            As I was saying, everybody in my family has been living in Virginia or West Virginia for over two hundred years. The first person I stumbled upon that was not born in Virginia was Reason Wriston, my 5th great grandpa, who was born in Maryland in 1763. I can only Imagine that Reason moved to Virginia because of all of the chaos with the protesting of British Rule in 1965 with the protest of the Stamp Act. After Reason moved, my family has been planted ever since. This could be because the Virginias were a fertile place for living and they had no reason to leave. Looking through the censuses my family were all either farmers or retail merchants, and they all lived on a farm. Many people were settling in Virginia and finding themselves not needing to or wanting to leave Virginia. This could be sort of like France when they had New France, there was no reason to migrate to America when they did not need to. This alone is a discovery in itself, how people do not leave Virginia, but it was not quenching my appetite and I wanted to find something more. I started searching further back in my family and saw Reason Wriston’s Father, John Clifford Wriston, was born in Devon England and died in Maryland when Reason was born. This is who in my family came to America, sometime between 1740 and 1763. I saw John's Mother's name was Dorothy Frost and this name caught my eye for some reason. I saw Dorothy died in Salem, Massachusetts 1798, and my mind was racing thinking what if she died in the Salem Witch Trials, but I was way wrong because the witch trials were a hundred years before her death. This was disappointing but I thought if she was in Salem maybe her parents or grandparents could have been in Salem during the trials. Now I was looking at the Frost side of my family that I have not seen before. I looked at Dorothy's father, John Frost, and was scrolling through, but there was nothing. I kept thinking, with a name like Frost, they are bound to have done something great. As I scrolled all the way down through John Frost I caught a glance that said his Father, Major Charles Frost was killed by Indians, and this really started to spark my imagination. Major Charles Frost was one of the highest ranked military leaders in Maine. He was killed by the Indians on his way back from a meeting on July 4, 1697. Indians despised Charles because of his success in fighting them. After Charles was killed and buried, the Indians dug up his body and hoisted him on a pole on Frost’s Hill. After this, they placed a giant flat stone rock where he was buried at the spot of the attack. This giant rock is known as Ambush Rock in Eliot Maine, with a plaque on it remembering Charles Frost. 200 years later there was a anniversary ceremony in Eliot Maine commemorating Charles and the old history of the town .
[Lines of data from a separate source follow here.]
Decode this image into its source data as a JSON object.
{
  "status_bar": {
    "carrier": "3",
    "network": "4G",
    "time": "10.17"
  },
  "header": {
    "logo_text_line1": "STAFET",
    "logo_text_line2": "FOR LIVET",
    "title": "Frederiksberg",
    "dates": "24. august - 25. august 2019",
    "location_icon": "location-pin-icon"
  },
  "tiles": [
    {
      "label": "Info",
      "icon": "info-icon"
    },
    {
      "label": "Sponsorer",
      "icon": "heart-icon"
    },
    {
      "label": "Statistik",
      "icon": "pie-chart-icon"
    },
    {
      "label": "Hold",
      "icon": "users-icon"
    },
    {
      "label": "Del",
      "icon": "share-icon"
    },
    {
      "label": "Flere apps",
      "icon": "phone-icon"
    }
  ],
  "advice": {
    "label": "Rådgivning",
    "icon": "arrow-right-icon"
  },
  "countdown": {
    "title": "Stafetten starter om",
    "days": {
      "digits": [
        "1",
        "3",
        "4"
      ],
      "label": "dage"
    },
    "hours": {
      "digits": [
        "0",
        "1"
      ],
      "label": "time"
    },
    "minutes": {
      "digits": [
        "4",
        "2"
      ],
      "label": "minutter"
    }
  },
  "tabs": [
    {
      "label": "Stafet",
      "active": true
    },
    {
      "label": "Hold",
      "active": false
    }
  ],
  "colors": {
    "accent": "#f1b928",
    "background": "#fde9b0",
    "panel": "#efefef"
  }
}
            I started with a casefile of a random criminal and ended up finding that my 9th great grandfather was a famous war Major. If I would have kept digging into the original casefile of Viola Dalley, I would have never seen how my family has lived or the legacy's it has left over the past hundreds of years. This research started with some lady I never knew and ended with finding out my family has been a bunch of settlers and that there is a huge rock in Maine with my relative, Charles Frost’s, name on it.